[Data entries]
┄┄┄┄┄┄

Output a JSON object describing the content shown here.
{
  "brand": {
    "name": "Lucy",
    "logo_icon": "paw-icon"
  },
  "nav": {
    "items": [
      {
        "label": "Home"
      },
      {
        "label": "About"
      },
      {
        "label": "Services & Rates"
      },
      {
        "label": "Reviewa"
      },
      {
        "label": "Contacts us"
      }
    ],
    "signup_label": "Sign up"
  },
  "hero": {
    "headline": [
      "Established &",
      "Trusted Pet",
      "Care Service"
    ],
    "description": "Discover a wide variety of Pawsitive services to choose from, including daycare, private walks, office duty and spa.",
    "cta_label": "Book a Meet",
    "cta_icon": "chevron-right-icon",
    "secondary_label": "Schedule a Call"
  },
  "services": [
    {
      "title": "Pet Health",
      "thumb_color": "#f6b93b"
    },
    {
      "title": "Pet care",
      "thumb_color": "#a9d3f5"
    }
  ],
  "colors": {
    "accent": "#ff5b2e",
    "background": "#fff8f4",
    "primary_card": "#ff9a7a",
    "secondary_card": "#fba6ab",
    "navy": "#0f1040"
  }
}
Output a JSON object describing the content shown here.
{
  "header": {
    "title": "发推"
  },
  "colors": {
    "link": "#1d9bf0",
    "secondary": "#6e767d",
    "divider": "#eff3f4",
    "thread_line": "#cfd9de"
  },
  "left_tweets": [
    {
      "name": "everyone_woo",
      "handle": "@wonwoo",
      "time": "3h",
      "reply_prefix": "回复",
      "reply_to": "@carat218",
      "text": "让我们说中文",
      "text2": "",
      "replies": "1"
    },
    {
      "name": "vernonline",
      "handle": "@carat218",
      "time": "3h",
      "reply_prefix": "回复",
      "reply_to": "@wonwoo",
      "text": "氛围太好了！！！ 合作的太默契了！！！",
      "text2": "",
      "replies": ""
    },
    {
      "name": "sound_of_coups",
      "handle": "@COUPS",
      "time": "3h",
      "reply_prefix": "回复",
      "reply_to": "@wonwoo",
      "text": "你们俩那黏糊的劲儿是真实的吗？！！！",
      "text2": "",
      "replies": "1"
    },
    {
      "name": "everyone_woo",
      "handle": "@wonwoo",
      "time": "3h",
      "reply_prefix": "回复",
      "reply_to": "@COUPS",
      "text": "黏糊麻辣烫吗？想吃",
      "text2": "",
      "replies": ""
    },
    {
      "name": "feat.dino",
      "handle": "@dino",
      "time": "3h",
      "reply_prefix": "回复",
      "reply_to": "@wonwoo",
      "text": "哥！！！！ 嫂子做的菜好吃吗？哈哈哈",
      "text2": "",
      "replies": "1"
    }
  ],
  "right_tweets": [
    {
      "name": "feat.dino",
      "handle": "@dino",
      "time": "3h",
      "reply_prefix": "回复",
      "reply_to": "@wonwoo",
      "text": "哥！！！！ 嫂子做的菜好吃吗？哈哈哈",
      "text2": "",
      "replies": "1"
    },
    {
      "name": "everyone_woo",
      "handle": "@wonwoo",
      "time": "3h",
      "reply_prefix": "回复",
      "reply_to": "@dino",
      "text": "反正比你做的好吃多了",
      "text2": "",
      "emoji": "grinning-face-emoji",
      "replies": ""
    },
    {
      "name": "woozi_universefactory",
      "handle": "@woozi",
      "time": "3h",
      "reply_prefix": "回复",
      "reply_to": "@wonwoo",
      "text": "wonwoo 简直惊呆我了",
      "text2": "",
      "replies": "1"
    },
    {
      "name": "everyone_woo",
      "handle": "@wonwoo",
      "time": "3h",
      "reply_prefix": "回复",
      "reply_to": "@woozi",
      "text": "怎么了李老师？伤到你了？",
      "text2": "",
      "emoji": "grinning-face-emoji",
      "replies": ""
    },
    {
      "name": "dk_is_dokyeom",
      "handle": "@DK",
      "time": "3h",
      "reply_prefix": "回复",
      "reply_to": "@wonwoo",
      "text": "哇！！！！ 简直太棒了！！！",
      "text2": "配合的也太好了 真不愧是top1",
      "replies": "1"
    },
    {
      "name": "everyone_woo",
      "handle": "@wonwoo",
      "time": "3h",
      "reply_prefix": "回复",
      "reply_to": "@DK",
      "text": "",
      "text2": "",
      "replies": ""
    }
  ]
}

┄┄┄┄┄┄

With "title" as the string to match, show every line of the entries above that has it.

▶ _Expected output_:
      "title": "Pet Health",
      "title": "Pet care",
    "title": "发推"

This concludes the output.